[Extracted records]

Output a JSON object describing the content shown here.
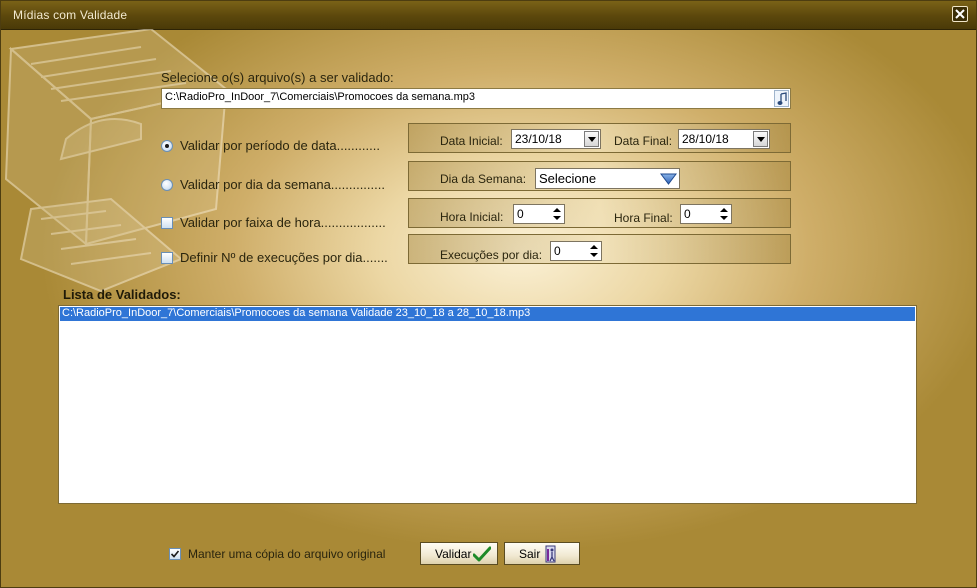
{
  "window": {
    "title": "Mídias com Validade"
  },
  "file": {
    "label": "Selecione o(s) arquivo(s) a ser validado:",
    "value": "C:\\RadioPro_InDoor_7\\Comerciais\\Promocoes da semana.mp3"
  },
  "options": [
    {
      "label": "Validar por período de data............",
      "type": "radio",
      "checked": true
    },
    {
      "label": "Validar por dia da semana...............",
      "type": "radio",
      "checked": false
    },
    {
      "label": "Validar por faixa de hora..................",
      "type": "checkbox",
      "checked": false
    },
    {
      "label": "Definir Nº de execuções por dia.......",
      "type": "checkbox",
      "checked": false
    }
  ],
  "date_panel": {
    "start_label": "Data Inicial:",
    "start_value": "23/10/18",
    "end_label": "Data Final:",
    "end_value": "28/10/18"
  },
  "weekday_panel": {
    "label": "Dia da Semana:",
    "value": "Selecione"
  },
  "hour_panel": {
    "start_label": "Hora Inicial:",
    "start_value": "0",
    "end_label": "Hora Final:",
    "end_value": "0"
  },
  "exec_panel": {
    "label": "Execuções por dia:",
    "value": "0"
  },
  "validated_list": {
    "title": "Lista de Validados:",
    "items": [
      "C:\\RadioPro_InDoor_7\\Comerciais\\Promocoes da semana Validade 23_10_18 a 28_10_18.mp3"
    ],
    "selected_color": "#2f75d6"
  },
  "keep_copy": {
    "label": "Manter uma cópia do arquivo original",
    "checked": true
  },
  "buttons": {
    "validate": "Validar",
    "exit": "Sair"
  },
  "colors": {
    "titlebar": "#5b470c",
    "background": "#d6b876",
    "selection": "#2f75d6"
  }
}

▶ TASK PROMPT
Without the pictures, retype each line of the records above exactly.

▶ RESPONSE TO THE EXERCISE
Output a JSON object describing the content shown here.
{
  "window": {
    "title": "Mídias com Validade"
  },
  "file": {
    "label": "Selecione o(s) arquivo(s) a ser validado:",
    "value": "C:\\RadioPro_InDoor_7\\Comerciais\\Promocoes da semana.mp3"
  },
  "options": [
    {
      "label": "Validar por período de data............",
      "type": "radio",
      "checked": true
    },
    {
      "label": "Validar por dia da semana...............",
      "type": "radio",
      "checked": false
    },
    {
      "label": "Validar por faixa de hora..................",
      "type": "checkbox",
      "checked": false
    },
    {
      "label": "Definir Nº de execuções por dia.......",
      "type": "checkbox",
      "checked": false
    }
  ],
  "date_panel": {
    "start_label": "Data Inicial:",
    "start_value": "23/10/18",
    "end_label": "Data Final:",
    "end_value": "28/10/18"
  },
  "weekday_panel": {
    "label": "Dia da Semana:",
    "value": "Selecione"
  },
  "hour_panel": {
    "start_label": "Hora Inicial:",
    "start_value": "0",
    "end_label": "Hora Final:",
    "end_value": "0"
  },
  "exec_panel": {
    "label": "Execuções por dia:",
    "value": "0"
  },
  "validated_list": {
    "title": "Lista de Validados:",
    "items": [
      "C:\\RadioPro_InDoor_7\\Comerciais\\Promocoes da semana Validade 23_10_18 a 28_10_18.mp3"
    ],
    "selected_color": "#2f75d6"
  },
  "keep_copy": {
    "label": "Manter uma cópia do arquivo original",
    "checked": true
  },
  "buttons": {
    "validate": "Validar",
    "exit": "Sair"
  },
  "colors": {
    "titlebar": "#5b470c",
    "background": "#d6b876",
    "selection": "#2f75d6"
  }
}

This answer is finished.